Grinding Thin Section

In this step, we will use the vertical grinder to remove nearly all the excess material from the thin section. This work will be done in the Thin Section and Fine Rock Laboratory, Darwin 129. Expect the grinding process to take 15-20 minutes. Do not hurry this step as you can easily damage your thin section as well as the lab equipment.

Instructions

  1. Turn water on.
  2. Place clean glass slides over the vacuum holes on the trim saw. Then place thin section on the vacuum chuck face of the vertical grinder. This will create the vacuum that holds the slide.
  3. Turn on vacuum using the switch on the front of the trim machine to the left.
  4. Turn the fine rotation knob (the knob on the right-hand side of the grinder) counterclockwise to move sample away from grinding wheel (which is the zero point on the knob). Back off the sample enough so the sample doesn’t touch grinding wheel.
  5. Turn on motor using the switch on the front of the grinder.
  6. Swing arm back and forth. Advancing the carriage by turning clockwise with wheel at right end.
  7. Advance at a rate of 1/2 graduation at time.  Swings the lever back and forth 2-4 times using a minimum force at each graduation. You will notice it’s hard the first time and then it gets easier. Do not create sparks. Go forward another ½ graduation and repeat. 
  8. Grind down until the swing arm advance wheel reads 29.  The thin section should be come transparent and holes in the vacuum chuck can be seen through it. Remove the evolving thin section frequently and check thickness on the petrographic microscope. You can leave the machine running as you do this.
  9. Shut off water, vacuum, and grinder. Make sure the room and the equipment you have used is clean.

Finishing Thin Section and Installing Cover Slip

This is the final step of the process. In this step you will take your thin section and hand polish it to the correct thickness (30 um). If desired, attach a cover slip. This process can take up to 30 minutes.

  1. Take down the aluminum cooking pan and place a flat piece of glass inside. Wet the glass on both sides and place 5 shakes (~1 teaspoon) of 600 grit on the glass plate. The grit is stored in the yellow shaker near the sink. Add a small amount of water to make a slurry.
  2. Check with a microscope the thickness of the slide in different parts (it is likely that he middle is the thickest). Put the rock side of the thin section down into the slurry and move through with a figure-8 motion. It works well to place two fingers on the thin section and press the thin section evenly with only the weight of your hand. Rotate the section 180 degrees every minute to ensure a flat grinding. Remember the places where you press the hardest will be the areas that will grind away more quickly.
  3. Rinse the thin section under water and check for thickness. Do this every few minutes at the beginning and continue checking more frequently as you get closer to the proper thickness.
  4. Continue grinding until the section has reached a constant thickness and quartz has a first order grey to grey-yellow interference color. Use the chart on the wall behind the microscope to confirm the color.
  5. Dry the thin section on the hot plate for 5 minutes.
  6. Place a thin line of epoxy down the center of the thin section. Make sure to use a small amount of epoxy.
  7. Take a single cover slip (careful, they often stick together) and place onto thin section. Use a pencil eraser to gently slide around and remove bubbles. The cover slip is very thin and delicate, so make sure you are very careful not to crack the slip.
  8. Set on hot plate for 10-15 minutes. Take off hot plate and clean the lab. 
  9. Congrats, you’re done! Clean everything up.

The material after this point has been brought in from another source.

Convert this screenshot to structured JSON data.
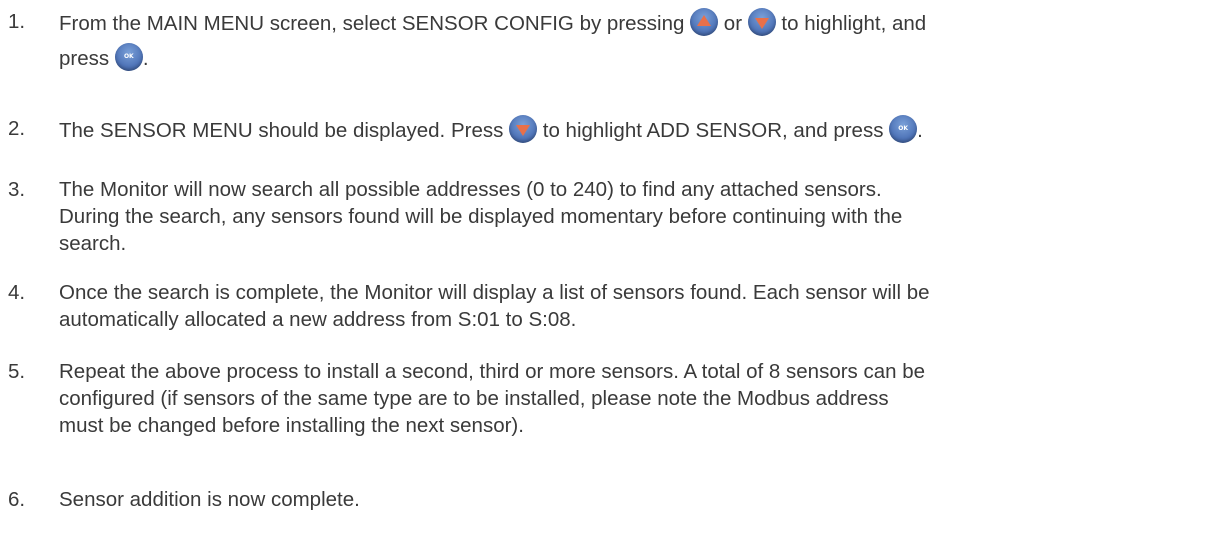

Original manual for the trim saw and grinder

Wards thin section grinder and trim saw product manual.pdf